» Problem details: Which lines below hold the word "JSON"? Report each one.

[Page and application data records]
--
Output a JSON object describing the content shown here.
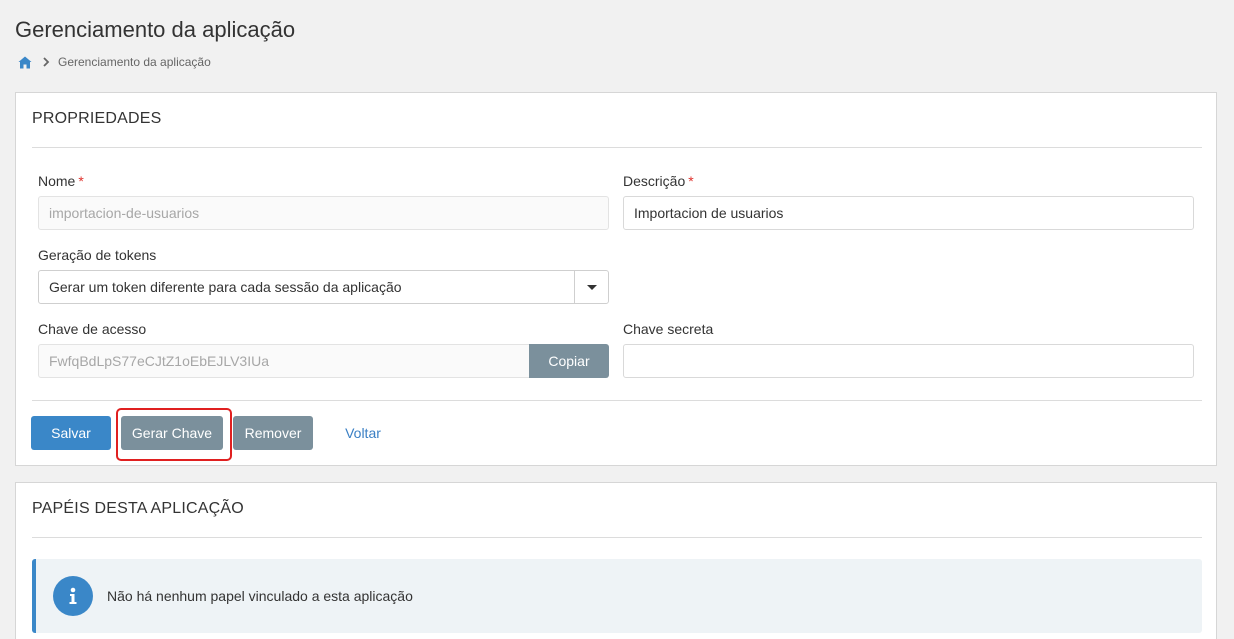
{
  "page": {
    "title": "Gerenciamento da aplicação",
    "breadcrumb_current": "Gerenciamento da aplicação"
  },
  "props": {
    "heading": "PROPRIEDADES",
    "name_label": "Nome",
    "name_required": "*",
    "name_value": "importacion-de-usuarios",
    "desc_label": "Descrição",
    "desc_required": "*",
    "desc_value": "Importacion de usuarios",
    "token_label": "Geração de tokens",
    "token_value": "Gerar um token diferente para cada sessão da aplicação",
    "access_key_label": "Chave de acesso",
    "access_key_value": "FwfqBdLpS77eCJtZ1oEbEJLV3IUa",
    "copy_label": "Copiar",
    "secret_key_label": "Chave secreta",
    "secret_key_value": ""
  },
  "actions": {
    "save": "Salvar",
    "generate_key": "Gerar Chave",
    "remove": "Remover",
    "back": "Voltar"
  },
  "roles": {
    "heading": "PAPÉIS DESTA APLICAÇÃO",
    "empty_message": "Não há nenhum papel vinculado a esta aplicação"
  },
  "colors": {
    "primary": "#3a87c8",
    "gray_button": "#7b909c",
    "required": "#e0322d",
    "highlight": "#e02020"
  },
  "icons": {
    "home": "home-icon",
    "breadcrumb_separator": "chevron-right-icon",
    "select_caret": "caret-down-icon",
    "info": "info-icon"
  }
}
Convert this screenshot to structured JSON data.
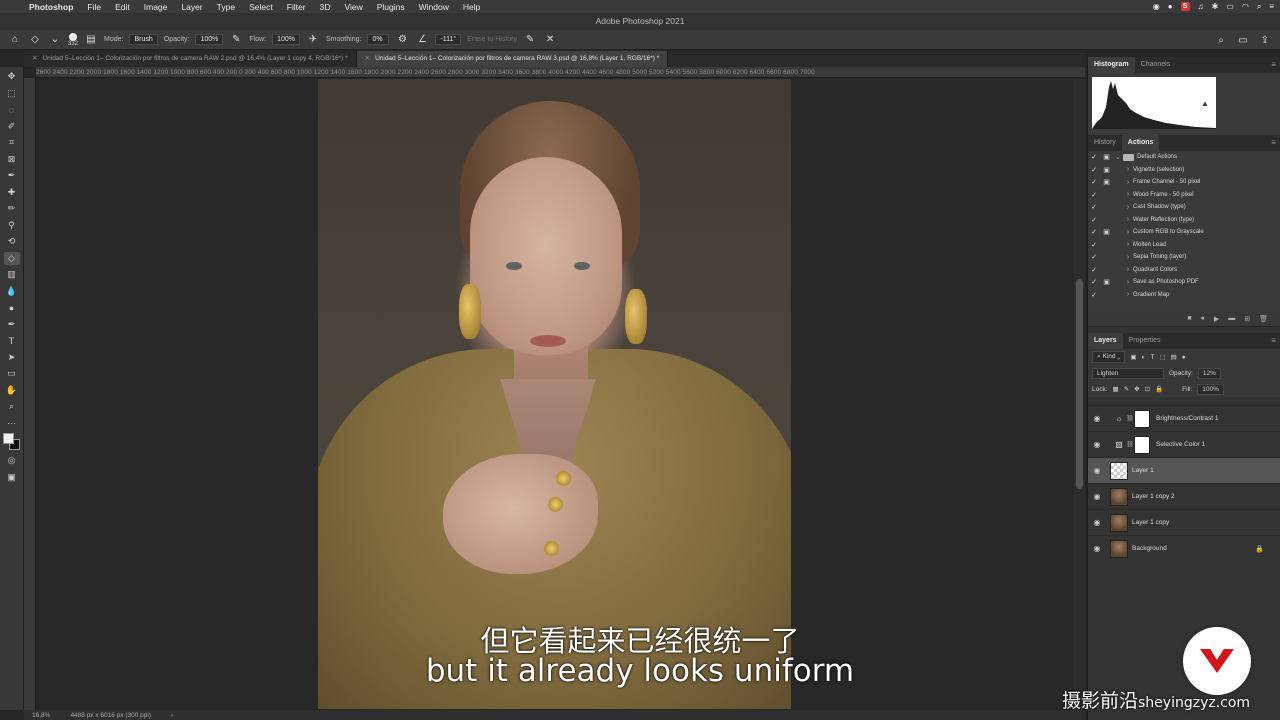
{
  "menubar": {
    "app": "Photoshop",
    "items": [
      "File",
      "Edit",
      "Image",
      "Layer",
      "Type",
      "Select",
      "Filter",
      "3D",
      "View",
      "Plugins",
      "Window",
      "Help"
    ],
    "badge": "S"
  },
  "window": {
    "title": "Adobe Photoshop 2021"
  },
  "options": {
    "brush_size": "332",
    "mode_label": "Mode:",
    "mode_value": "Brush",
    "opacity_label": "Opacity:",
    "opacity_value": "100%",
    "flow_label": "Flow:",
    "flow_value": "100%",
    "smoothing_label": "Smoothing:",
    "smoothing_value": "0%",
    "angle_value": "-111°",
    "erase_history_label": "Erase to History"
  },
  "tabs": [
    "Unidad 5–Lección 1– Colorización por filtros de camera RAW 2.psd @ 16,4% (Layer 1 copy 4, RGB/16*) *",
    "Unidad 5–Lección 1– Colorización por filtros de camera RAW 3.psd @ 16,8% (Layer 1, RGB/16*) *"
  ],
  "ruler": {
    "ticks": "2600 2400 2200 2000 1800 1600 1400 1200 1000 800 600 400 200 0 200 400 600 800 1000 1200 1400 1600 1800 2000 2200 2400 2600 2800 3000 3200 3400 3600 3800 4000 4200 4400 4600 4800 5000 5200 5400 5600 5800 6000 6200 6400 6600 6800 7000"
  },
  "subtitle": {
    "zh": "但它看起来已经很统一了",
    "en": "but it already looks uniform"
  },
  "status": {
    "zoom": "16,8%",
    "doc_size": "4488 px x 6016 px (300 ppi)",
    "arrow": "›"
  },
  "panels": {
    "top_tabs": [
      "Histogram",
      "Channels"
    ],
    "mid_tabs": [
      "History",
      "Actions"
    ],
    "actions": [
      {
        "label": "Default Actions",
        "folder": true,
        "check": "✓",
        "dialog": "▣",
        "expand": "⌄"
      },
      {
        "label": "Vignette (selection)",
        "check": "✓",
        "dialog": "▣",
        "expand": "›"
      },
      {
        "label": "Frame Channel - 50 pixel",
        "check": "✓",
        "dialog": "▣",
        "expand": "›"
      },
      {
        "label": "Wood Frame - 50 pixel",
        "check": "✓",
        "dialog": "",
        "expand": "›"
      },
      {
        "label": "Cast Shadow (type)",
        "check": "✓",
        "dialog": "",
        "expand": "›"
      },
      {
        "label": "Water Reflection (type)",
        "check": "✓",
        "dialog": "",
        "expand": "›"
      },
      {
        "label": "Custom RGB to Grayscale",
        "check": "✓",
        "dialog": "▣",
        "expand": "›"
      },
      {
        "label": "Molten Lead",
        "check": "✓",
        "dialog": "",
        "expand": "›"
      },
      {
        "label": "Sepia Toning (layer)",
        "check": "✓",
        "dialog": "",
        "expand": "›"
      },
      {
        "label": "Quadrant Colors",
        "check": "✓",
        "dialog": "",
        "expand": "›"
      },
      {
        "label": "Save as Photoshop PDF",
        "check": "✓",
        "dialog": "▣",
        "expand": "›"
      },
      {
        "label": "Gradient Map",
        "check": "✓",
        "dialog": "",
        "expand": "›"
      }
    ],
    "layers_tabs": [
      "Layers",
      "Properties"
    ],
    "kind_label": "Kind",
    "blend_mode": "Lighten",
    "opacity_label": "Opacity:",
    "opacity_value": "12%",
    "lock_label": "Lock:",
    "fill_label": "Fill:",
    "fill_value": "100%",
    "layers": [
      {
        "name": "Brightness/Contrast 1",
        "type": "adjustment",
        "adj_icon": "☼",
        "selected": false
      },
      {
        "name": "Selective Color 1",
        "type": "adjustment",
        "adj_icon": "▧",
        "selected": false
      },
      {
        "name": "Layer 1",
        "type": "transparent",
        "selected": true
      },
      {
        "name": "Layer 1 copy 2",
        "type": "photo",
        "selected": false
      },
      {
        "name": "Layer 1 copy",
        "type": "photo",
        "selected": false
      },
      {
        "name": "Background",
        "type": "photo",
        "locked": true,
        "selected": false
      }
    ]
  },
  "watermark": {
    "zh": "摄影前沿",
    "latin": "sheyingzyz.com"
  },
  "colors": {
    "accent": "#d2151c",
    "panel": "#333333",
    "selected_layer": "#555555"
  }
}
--
» Task response:
Output a JSON object describing the content shown here.
Convert this screenshot to structured JSON data.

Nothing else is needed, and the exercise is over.